If you find that you are ineligible as an individual, you may find that a co-signer is required to get the credit you are looking for. When the person you have approached to be a co-signer agrees to sign the loan application with you, they are agreeing to repay the loan on your behalf if you fail to keep up the repayments. For the bank or loan company requiring a co-signer, they are reducing the risk of any default of the loan.
What are the pros of co-signing?
The benefits of having a co-signer are that the application for a loan or credit is more than likely to be approved where otherwise it would not have been approved.
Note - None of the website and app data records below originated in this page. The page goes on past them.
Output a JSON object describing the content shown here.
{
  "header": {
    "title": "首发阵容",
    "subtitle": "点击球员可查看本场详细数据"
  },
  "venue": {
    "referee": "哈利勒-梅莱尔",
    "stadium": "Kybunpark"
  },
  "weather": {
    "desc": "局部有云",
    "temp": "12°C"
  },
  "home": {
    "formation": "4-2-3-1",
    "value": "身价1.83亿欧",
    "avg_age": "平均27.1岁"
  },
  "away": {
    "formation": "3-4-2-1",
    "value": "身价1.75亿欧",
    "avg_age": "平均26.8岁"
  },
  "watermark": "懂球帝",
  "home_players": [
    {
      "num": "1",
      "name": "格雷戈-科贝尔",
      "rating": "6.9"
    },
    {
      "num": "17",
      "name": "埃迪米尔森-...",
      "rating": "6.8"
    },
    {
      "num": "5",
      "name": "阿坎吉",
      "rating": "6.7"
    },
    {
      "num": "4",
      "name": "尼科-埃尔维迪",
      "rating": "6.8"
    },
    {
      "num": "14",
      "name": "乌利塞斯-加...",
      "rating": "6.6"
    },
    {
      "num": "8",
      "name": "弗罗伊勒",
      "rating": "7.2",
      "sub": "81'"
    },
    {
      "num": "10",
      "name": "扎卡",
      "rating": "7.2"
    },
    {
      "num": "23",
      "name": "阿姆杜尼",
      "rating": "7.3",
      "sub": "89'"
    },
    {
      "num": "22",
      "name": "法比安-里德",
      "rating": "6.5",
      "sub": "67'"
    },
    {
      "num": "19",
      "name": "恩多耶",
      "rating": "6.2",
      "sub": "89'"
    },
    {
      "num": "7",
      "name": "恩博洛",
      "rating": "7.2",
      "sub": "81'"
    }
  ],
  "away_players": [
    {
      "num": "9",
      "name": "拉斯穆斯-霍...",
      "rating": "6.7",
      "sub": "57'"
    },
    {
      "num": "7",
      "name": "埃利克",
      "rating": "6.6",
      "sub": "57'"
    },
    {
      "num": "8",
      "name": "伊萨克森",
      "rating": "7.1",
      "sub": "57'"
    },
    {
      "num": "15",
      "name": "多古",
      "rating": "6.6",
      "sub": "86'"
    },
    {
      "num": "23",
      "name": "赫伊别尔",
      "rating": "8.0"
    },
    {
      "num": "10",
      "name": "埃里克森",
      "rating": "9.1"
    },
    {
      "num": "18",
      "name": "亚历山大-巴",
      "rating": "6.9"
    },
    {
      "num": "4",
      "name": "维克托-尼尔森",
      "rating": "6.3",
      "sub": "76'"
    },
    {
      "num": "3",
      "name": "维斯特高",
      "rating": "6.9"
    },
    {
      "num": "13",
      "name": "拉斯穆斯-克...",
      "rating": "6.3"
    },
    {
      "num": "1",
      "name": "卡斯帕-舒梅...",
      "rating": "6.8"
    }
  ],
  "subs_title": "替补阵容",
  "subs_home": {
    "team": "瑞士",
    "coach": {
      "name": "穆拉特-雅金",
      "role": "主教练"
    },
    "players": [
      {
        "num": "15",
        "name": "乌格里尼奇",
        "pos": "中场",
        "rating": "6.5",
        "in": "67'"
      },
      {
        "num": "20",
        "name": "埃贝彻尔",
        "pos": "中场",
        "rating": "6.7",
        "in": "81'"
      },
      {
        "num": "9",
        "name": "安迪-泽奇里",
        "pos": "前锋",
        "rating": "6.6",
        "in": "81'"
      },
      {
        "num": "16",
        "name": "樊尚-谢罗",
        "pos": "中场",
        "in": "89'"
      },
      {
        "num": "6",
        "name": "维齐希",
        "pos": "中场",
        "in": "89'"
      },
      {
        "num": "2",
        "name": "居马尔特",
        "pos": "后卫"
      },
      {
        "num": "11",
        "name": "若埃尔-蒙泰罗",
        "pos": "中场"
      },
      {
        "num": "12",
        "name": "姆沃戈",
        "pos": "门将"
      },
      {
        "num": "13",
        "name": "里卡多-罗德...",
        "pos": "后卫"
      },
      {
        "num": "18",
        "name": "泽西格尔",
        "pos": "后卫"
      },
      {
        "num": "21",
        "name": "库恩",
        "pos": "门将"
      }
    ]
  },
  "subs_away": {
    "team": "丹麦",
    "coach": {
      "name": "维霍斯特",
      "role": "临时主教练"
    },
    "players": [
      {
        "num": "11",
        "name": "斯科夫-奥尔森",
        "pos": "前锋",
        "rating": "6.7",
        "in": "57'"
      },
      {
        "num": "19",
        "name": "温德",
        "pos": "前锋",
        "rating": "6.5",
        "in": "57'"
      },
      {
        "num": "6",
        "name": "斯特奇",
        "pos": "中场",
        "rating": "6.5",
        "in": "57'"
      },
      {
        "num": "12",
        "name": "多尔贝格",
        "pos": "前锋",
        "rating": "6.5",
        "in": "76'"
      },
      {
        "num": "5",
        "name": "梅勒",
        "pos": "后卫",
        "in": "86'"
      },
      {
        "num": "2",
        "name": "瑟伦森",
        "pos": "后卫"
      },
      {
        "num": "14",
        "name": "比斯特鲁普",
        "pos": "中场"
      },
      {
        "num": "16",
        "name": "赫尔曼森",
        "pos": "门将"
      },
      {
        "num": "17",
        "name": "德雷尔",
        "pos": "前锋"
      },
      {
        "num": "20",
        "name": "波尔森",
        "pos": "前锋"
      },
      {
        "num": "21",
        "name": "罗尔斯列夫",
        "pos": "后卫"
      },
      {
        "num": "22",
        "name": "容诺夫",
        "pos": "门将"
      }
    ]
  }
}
Once granted, and if properly managed you are on your way to establishing a good credit record.
For the co-signer, the pros are reduced in the fact that they are more at risk if anything goes wrong during the term of the loan.
What are the cons of co-signing?
The main issue with co-signing is how the co-signers credit score will be affected if you default on the paying back of the loan.
The co-signer will be fully responsible for the repayment of the loan under the terms of the agreement if the original applicant fails to keep up the repayments, and as stated it will have a negative impact on the co-signers credit history.
Should I get or be a co-signer?
If you decide to approach a close family member or a friend to ask them to co-sign a loan application with you, it is best to think of all the ramifications before you make your decision.
It must be understood from the outset that by being a co-signer you will reduce your available credit should you wish to apply for credit in your personal capacity at any time.
Careful consideration of the financial impact is important. If you do agree to be or to get a co-signer and the loan goes pear-shaped there will be emotional consequences involved. The relationship between yourself and the co-signer could suffer long-term damage.